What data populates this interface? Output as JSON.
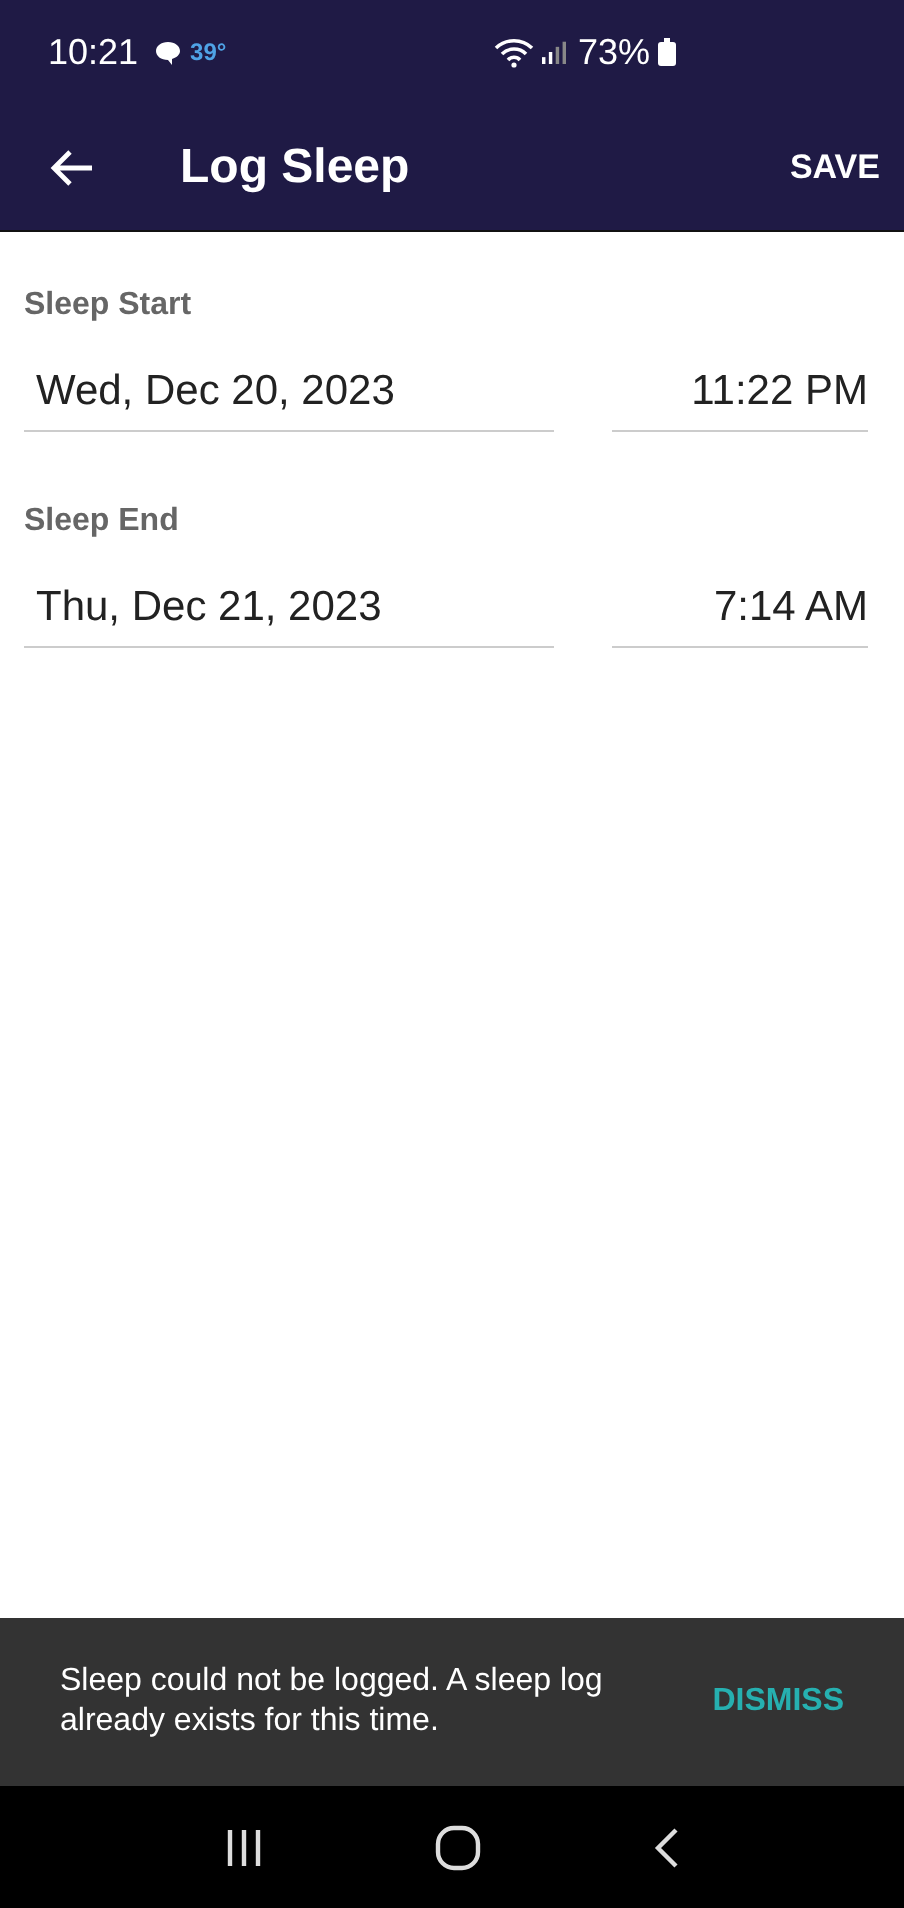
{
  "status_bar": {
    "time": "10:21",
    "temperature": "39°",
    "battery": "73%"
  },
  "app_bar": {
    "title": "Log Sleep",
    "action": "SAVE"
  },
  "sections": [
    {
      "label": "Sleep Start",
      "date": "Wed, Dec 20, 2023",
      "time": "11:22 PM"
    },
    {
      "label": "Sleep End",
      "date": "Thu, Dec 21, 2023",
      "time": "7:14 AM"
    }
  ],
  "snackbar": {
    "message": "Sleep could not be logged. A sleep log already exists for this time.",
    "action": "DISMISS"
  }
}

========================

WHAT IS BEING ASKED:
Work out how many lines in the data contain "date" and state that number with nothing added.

RESPONSE TO THE EXERCISE:
2